November is one of my favorite months of the year. The leaves have changed by now into beautiful colors, Thanksgiving is celebrated with family and friends around the table and it is the month that begins with my favorite feast day, All Saints Day! On Nov. 1 the church set aside a holy day to celebrate the saints in heaven. This day is also one of the six days which are obligations for Catholics to attend Mass, but rather than looking at it as another day which you have to juggle your personal schedule to attend Mass, we should look at it as a day to celebrate some of our closest friends. It is a Holy Day of “opportunity” for grace rather than (another) “obligation” in our lives.
As a youth minister, I try to always introduce the youth to the amazing men and women who have been canonized saints. The saints can be like a bridge from our earthly lives to heaven. A line about the saints that I often hear myself repeating to our youth is, “Remember, these men and women weren’t saints when they lived on this earth; they were ordinary people like you and I.”
It is so inspiring to share the very different stories of their lives and backgrounds. The Catholic Church has canonized saints who committed many sins — sins from impurity to murder. Yet, they are saints. It shows us that God’s mercy is endless and our ability to follow his will is within reach. This is a message not only youth, but those of all ages, enjoy hearing.
I think sometimes as Catholics we forget about these role models that we can look to as examples of Christians who lived out their Catholic faith in the world. I try both to educate myself and our youth through sharing their stories at our various meetings, no matter how old or young the group is.
Recently we had a meeting about the saints geared toward our third-fifth grade youth group. The children were asked to dress up as their favorite saint. Many of them did and they looked so adorable with their costumes of Saint Joan of Arc, Saint Jude and many others. The meeting was set up for trick or treating throughout nearby rooms. Each room contained two or three high school and young adult Core Team members who presented on their own favorite saints. Many used visual aids such as pictures or books about their saint.
At a high school youth group meeting we had teens share about their favorite saint to one another and at a young adult group meeting we had parishioner, Daniel Palmieri, presenting on “The Saints with the Stigmata.”
Other ways we introduce the saints to the youth is by having a patron saint for many of our groups. Our high school youth group was named after Saint John Paul II for his love and charism toward the youth. Our women’s spiritual guidance group prays weekly through the intercession of Saint Dymphna for her various patronage to those with anxiety as many women struggle with that during their teenage years. The Rock groups, which I lead at Williamstown High School and Middle School, have adopted two patrons.

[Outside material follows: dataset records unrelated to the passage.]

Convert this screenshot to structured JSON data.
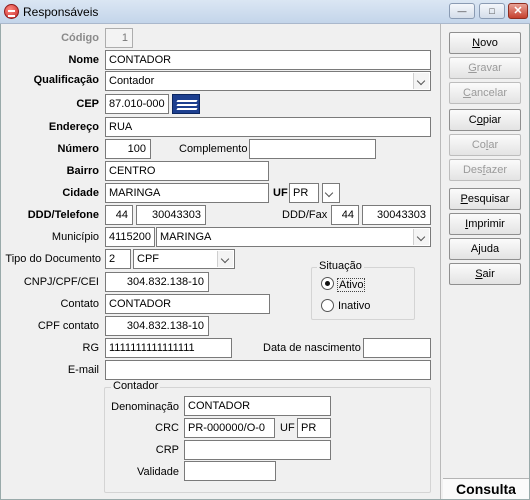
{
  "window": {
    "title": "Responsáveis",
    "min": "—",
    "max": "□",
    "close": "✕"
  },
  "fields": {
    "codigo": {
      "label": "Código",
      "value": "1"
    },
    "nome": {
      "label": "Nome",
      "value": "CONTADOR"
    },
    "qualificacao": {
      "label": "Qualificação",
      "value": "Contador"
    },
    "cep": {
      "label": "CEP",
      "value": "87.010-000"
    },
    "endereco": {
      "label": "Endereço",
      "value": "RUA"
    },
    "numero": {
      "label": "Número",
      "value": "100"
    },
    "complemento": {
      "label": "Complemento",
      "value": ""
    },
    "bairro": {
      "label": "Bairro",
      "value": "CENTRO"
    },
    "cidade": {
      "label": "Cidade",
      "value": "MARINGA"
    },
    "uf": {
      "label": "UF",
      "value": "PR"
    },
    "ddd_telefone": {
      "label": "DDD/Telefone",
      "ddd": "44",
      "value": "30043303"
    },
    "ddd_fax": {
      "label": "DDD/Fax",
      "ddd": "44",
      "value": "30043303"
    },
    "municipio": {
      "label": "Município",
      "code": "4115200",
      "value": "MARINGA"
    },
    "tipo_documento": {
      "label": "Tipo do Documento",
      "code": "2",
      "value": "CPF"
    },
    "cnpj": {
      "label": "CNPJ/CPF/CEI",
      "value": "304.832.138-10"
    },
    "contato": {
      "label": "Contato",
      "value": "CONTADOR"
    },
    "cpf_contato": {
      "label": "CPF contato",
      "value": "304.832.138-10"
    },
    "rg": {
      "label": "RG",
      "value": "1111111111111111"
    },
    "data_nascimento": {
      "label": "Data de nascimento",
      "value": ""
    },
    "email": {
      "label": "E-mail",
      "value": ""
    }
  },
  "situacao": {
    "title": "Situação",
    "options": [
      "Ativo",
      "Inativo"
    ],
    "selected": "Ativo"
  },
  "contador": {
    "title": "Contador",
    "denominacao": {
      "label": "Denominação",
      "value": "CONTADOR"
    },
    "crc": {
      "label": "CRC",
      "value": "PR-000000/O-0"
    },
    "uf": {
      "label": "UF",
      "value": "PR"
    },
    "crp": {
      "label": "CRP",
      "value": ""
    },
    "validade": {
      "label": "Validade",
      "value": ""
    }
  },
  "buttons": {
    "novo": {
      "u": "N",
      "rest": "ovo",
      "enabled": true
    },
    "gravar": {
      "u": "G",
      "rest": "ravar",
      "enabled": false
    },
    "cancelar": {
      "u": "C",
      "rest": "ancelar",
      "enabled": false
    },
    "copiar": {
      "pre": "C",
      "u": "o",
      "rest": "piar",
      "enabled": true
    },
    "colar": {
      "pre": "Co",
      "u": "l",
      "rest": "ar",
      "enabled": false
    },
    "desfazer": {
      "pre": "Des",
      "u": "f",
      "rest": "azer",
      "enabled": false
    },
    "pesquisar": {
      "u": "P",
      "rest": "esquisar",
      "enabled": true
    },
    "imprimir": {
      "u": "I",
      "rest": "mprimir",
      "enabled": true
    },
    "ajuda": {
      "pre": "A",
      "u": "j",
      "rest": "uda",
      "enabled": true
    },
    "sair": {
      "u": "S",
      "rest": "air",
      "enabled": true
    }
  },
  "status": {
    "mode": "Consulta"
  }
}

Saint Peter is our main patron, being “The Rock” of our church and Saint Kateri Tekakwitha is our second patron being she was a young Native American, and the Williamstown mascot is a Native American “Brave.” At all the groups, we often talk about these saints and ask their intercession here on earth.
My personal favorite stories to share are about holy men and women who lived in the last 150 years, such as Thérèse of Lisieux, Maria Goretti, Mother Teresa of Calcutta, Padre Pio and Blessed Pier Giorgio Frassati. Unlike saints from the third and fourth centuries, they are more like people than legends passed down through the years, and often we have access to pictures or video of their witness to following Christ. With social media platforms, such as Youtube and Instagram, youth can witness these individuals and aspects of their faith.

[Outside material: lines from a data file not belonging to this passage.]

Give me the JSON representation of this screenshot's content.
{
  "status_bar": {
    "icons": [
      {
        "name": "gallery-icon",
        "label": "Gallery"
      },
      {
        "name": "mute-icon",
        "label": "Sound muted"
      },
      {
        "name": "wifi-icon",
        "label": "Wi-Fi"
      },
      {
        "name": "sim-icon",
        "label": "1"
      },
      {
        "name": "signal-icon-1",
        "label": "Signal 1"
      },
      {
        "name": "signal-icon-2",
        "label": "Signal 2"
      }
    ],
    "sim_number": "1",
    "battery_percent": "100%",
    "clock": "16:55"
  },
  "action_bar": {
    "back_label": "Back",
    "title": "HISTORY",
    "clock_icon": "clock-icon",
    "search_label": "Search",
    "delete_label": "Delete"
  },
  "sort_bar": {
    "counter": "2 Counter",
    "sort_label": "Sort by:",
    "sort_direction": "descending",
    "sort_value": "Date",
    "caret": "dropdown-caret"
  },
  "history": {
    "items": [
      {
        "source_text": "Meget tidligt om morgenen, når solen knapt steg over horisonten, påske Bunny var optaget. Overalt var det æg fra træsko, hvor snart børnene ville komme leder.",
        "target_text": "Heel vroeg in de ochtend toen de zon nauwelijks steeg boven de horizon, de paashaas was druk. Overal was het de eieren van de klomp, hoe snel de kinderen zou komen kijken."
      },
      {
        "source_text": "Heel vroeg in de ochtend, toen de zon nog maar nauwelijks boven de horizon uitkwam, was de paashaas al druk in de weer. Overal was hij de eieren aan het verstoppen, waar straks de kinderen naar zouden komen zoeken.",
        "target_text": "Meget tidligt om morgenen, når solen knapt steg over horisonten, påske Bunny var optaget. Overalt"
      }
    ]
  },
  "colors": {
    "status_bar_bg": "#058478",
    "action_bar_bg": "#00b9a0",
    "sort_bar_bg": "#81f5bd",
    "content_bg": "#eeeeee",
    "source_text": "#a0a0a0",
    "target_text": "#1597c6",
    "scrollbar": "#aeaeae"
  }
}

I encourage you to look no further than the lives of the saints when thinking about topics to share with our youth. Talk with them about the saints you personally admire most and allow them to grow to love some of their own favorites. The lives of the saints will serve as both inspiration and catechetical teaching for our young people. They may be inspired to one day be a saint of our church.

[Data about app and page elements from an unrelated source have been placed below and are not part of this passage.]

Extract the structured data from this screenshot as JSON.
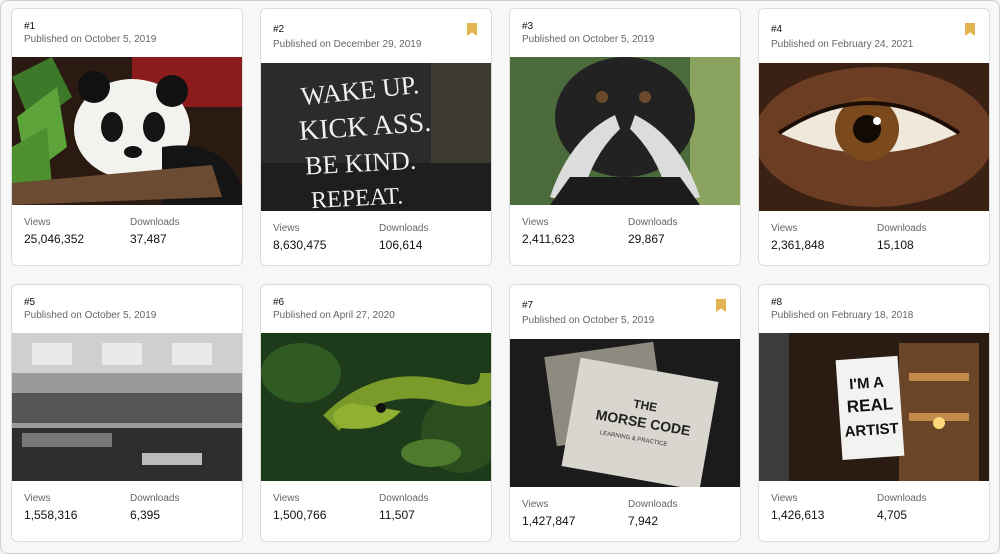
{
  "cards": [
    {
      "rank": "#1",
      "published": "Published on October 5, 2019",
      "views_label": "Views",
      "views": "25,046,352",
      "downloads_label": "Downloads",
      "downloads": "37,487",
      "bookmarked": false,
      "image": "panda"
    },
    {
      "rank": "#2",
      "published": "Published on December 29, 2019",
      "views_label": "Views",
      "views": "8,630,475",
      "downloads_label": "Downloads",
      "downloads": "106,614",
      "bookmarked": true,
      "image": "wake-up-sign",
      "image_text": [
        "WAKE UP.",
        "KICK ASS.",
        "BE KIND.",
        "REPEAT."
      ]
    },
    {
      "rank": "#3",
      "published": "Published on October 5, 2019",
      "views_label": "Views",
      "views": "2,411,623",
      "downloads_label": "Downloads",
      "downloads": "29,867",
      "bookmarked": false,
      "image": "emperor-tamarin"
    },
    {
      "rank": "#4",
      "published": "Published on February 24, 2021",
      "views_label": "Views",
      "views": "2,361,848",
      "downloads_label": "Downloads",
      "downloads": "15,108",
      "bookmarked": true,
      "image": "eye"
    },
    {
      "rank": "#5",
      "published": "Published on October 5, 2019",
      "views_label": "Views",
      "views": "1,558,316",
      "downloads_label": "Downloads",
      "downloads": "6,395",
      "bookmarked": false,
      "image": "office"
    },
    {
      "rank": "#6",
      "published": "Published on April 27, 2020",
      "views_label": "Views",
      "views": "1,500,766",
      "downloads_label": "Downloads",
      "downloads": "11,507",
      "bookmarked": false,
      "image": "snake"
    },
    {
      "rank": "#7",
      "published": "Published on October 5, 2019",
      "views_label": "Views",
      "views": "1,427,847",
      "downloads_label": "Downloads",
      "downloads": "7,942",
      "bookmarked": true,
      "image": "morse-code-book",
      "image_text": [
        "THE",
        "MORSE CODE",
        "LEARNING & PRACTICE"
      ]
    },
    {
      "rank": "#8",
      "published": "Published on February 18, 2018",
      "views_label": "Views",
      "views": "1,426,613",
      "downloads_label": "Downloads",
      "downloads": "4,705",
      "bookmarked": false,
      "image": "real-artist-sign",
      "image_text": [
        "I'M A",
        "REAL",
        "ARTIST"
      ]
    }
  ],
  "colors": {
    "bookmark": "#e2b44f",
    "card_border": "#dcdcdc",
    "muted_text": "#666666"
  }
}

Kari Janisse is the coordinator of Youth & Young Adult Ministries at Our Lady of Peace Parish in Williamstown. She leads programs for youth starting in third grade through adults up to 28 years old. She also leads programs outside of the parish called, “+he ROCK,” which are Catholic clubs at local high and middle schools.